▼

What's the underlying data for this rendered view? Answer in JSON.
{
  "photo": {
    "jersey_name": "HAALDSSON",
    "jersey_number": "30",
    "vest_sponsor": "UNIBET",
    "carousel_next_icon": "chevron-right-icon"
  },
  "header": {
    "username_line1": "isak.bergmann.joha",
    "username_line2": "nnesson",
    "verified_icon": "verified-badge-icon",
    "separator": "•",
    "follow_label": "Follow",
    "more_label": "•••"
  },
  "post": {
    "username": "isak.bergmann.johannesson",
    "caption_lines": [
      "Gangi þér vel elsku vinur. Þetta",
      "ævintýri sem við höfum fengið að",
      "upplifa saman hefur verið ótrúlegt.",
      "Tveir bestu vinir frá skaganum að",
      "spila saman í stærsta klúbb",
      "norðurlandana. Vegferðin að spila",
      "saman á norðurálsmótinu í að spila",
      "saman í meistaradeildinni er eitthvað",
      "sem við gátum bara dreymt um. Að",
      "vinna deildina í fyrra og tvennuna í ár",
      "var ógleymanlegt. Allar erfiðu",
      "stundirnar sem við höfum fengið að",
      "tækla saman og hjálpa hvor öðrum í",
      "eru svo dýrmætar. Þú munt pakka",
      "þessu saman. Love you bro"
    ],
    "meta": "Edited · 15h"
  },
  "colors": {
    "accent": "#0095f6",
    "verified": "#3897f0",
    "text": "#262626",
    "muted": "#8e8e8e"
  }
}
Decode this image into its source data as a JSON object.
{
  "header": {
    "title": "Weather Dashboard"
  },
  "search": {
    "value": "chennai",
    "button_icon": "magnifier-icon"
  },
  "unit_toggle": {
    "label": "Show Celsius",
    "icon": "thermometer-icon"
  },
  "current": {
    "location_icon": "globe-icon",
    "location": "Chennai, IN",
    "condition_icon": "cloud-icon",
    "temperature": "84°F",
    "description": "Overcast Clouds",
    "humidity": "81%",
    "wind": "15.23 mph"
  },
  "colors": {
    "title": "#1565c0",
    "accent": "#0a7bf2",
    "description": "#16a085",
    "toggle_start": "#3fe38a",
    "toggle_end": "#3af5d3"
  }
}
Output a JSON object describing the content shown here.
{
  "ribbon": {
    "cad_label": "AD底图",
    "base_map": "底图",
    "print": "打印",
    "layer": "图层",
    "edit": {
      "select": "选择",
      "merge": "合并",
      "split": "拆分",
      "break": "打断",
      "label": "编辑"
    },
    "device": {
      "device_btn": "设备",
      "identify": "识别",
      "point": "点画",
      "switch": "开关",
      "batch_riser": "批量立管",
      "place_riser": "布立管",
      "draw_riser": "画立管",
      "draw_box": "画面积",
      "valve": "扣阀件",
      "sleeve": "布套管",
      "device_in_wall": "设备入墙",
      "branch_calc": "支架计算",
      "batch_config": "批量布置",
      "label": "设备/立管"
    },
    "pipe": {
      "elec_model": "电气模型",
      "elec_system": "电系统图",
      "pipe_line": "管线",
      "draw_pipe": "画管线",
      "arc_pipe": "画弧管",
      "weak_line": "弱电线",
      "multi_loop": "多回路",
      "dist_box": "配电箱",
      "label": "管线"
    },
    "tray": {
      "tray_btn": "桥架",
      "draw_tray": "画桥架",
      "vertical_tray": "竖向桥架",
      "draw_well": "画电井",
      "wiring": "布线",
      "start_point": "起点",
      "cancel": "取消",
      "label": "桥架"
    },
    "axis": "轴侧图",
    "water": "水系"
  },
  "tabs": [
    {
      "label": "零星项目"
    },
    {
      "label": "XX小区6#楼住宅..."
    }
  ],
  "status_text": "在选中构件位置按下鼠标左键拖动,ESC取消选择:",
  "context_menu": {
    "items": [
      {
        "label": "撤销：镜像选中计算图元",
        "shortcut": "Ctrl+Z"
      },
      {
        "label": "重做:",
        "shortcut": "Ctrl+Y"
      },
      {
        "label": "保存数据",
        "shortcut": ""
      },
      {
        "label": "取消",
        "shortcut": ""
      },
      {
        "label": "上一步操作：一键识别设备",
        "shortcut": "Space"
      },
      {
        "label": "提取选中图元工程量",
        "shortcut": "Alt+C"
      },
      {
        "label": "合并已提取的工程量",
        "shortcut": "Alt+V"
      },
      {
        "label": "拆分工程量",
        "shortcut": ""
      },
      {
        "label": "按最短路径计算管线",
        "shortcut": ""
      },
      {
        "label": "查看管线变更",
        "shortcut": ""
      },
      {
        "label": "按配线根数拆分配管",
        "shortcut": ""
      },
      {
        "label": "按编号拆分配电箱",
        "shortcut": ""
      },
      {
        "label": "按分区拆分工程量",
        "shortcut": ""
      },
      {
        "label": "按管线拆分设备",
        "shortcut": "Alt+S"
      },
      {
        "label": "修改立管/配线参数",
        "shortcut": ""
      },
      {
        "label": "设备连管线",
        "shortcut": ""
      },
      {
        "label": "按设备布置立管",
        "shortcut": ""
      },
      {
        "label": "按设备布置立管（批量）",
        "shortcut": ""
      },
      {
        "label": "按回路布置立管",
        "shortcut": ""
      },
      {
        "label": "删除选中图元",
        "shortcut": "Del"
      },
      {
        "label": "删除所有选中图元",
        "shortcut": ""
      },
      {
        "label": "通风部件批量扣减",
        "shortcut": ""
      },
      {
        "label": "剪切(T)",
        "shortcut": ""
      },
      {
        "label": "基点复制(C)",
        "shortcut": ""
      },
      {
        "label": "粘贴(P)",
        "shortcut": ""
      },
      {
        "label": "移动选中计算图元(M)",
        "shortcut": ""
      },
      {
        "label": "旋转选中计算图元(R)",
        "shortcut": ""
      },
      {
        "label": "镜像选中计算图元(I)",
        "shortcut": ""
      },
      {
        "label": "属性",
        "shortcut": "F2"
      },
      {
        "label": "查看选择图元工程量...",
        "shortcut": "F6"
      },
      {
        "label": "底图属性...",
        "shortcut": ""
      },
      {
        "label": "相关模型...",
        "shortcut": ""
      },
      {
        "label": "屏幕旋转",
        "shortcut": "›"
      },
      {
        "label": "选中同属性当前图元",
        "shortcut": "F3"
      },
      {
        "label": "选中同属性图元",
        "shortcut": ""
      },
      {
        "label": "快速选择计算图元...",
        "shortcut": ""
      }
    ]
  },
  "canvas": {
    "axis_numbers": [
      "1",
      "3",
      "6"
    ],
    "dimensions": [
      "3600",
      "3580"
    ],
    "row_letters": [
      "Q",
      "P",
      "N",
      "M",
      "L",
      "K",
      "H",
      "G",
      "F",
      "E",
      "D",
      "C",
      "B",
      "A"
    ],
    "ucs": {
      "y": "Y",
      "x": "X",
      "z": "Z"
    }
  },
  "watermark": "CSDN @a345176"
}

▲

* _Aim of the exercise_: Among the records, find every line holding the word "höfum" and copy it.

* _Response to the task_:
      "ævintýri sem við höfum fengið að",
      "stundirnar sem við höfum fengið að",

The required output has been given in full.